═════ The data

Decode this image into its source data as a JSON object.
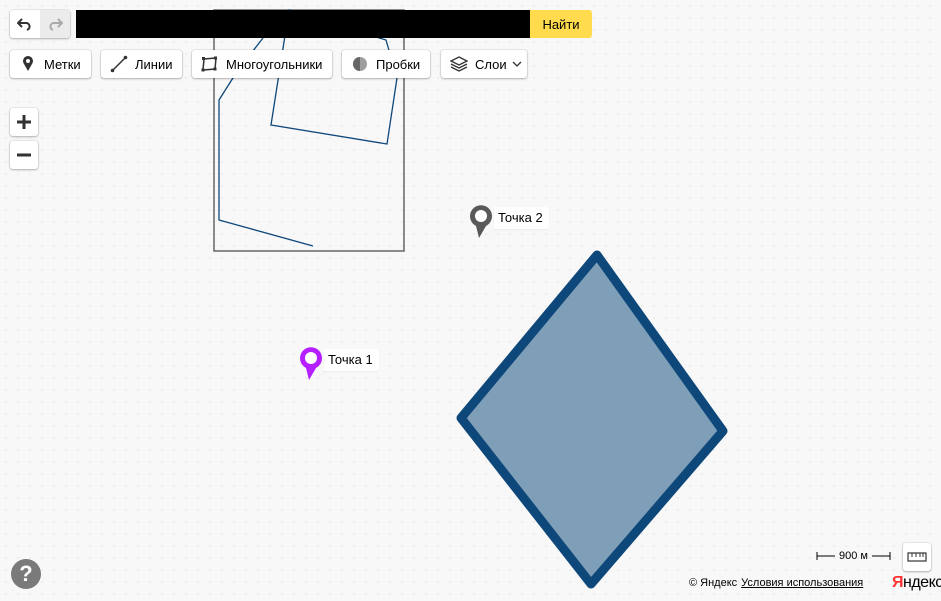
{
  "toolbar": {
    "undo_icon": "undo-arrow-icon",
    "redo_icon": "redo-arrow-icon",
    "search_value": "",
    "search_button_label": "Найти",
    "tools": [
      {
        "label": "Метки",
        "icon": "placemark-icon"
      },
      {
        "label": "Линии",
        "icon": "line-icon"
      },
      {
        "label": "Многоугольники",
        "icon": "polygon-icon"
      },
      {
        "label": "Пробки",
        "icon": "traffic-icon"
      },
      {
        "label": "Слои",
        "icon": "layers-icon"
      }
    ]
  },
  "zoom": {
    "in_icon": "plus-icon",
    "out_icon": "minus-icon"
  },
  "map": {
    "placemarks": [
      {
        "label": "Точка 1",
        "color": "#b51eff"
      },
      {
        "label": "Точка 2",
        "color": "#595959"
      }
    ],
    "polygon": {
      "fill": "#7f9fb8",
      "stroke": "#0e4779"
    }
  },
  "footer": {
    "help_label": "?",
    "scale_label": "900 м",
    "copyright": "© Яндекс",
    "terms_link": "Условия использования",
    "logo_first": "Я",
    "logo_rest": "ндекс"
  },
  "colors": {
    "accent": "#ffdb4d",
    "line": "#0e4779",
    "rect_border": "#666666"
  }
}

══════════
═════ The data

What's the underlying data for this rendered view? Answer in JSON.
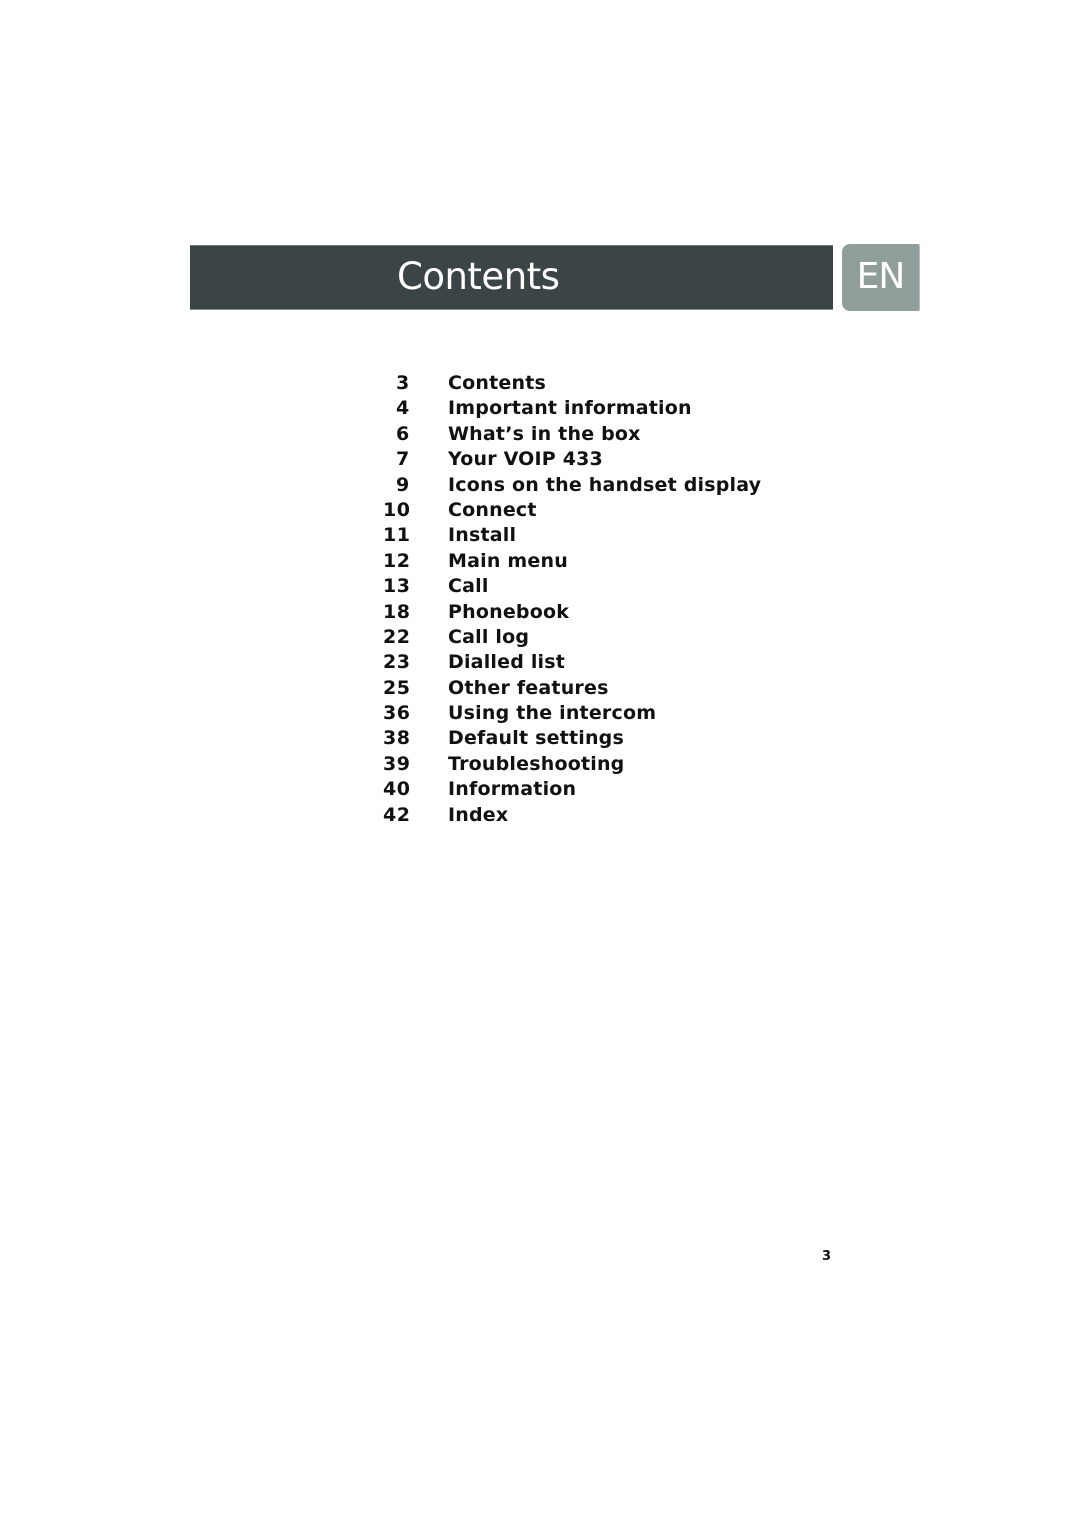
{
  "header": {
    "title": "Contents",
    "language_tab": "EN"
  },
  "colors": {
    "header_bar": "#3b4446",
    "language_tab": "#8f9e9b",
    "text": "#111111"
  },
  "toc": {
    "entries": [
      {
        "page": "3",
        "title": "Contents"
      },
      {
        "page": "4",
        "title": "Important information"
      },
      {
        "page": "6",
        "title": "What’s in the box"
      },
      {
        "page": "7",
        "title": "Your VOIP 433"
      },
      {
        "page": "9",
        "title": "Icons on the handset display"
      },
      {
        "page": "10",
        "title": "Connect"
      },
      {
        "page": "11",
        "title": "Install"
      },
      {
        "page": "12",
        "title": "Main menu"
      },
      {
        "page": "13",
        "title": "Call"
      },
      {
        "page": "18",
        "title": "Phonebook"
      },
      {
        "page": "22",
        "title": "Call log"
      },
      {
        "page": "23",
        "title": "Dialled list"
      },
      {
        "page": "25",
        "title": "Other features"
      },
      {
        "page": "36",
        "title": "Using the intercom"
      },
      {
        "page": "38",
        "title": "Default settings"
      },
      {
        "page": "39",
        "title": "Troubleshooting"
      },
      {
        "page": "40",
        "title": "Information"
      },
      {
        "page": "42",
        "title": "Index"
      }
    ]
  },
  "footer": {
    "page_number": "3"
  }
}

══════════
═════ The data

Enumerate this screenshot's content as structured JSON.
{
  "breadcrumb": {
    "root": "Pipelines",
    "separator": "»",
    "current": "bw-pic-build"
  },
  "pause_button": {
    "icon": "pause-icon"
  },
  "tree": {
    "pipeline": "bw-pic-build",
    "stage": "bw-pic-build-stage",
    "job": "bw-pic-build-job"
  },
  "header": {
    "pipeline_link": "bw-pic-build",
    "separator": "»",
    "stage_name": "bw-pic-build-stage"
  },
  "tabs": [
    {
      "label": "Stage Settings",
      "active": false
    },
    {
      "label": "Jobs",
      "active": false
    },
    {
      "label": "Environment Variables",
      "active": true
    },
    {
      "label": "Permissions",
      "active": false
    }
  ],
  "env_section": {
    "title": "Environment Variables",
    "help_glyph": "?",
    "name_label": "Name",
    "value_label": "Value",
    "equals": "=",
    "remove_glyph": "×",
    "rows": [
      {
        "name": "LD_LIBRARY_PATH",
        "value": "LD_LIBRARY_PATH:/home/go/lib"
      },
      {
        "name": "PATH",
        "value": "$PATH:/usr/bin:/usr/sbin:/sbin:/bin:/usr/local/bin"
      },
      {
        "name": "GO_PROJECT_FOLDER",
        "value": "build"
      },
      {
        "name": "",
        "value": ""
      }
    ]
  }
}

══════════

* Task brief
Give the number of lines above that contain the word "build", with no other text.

* Answer to the problem
7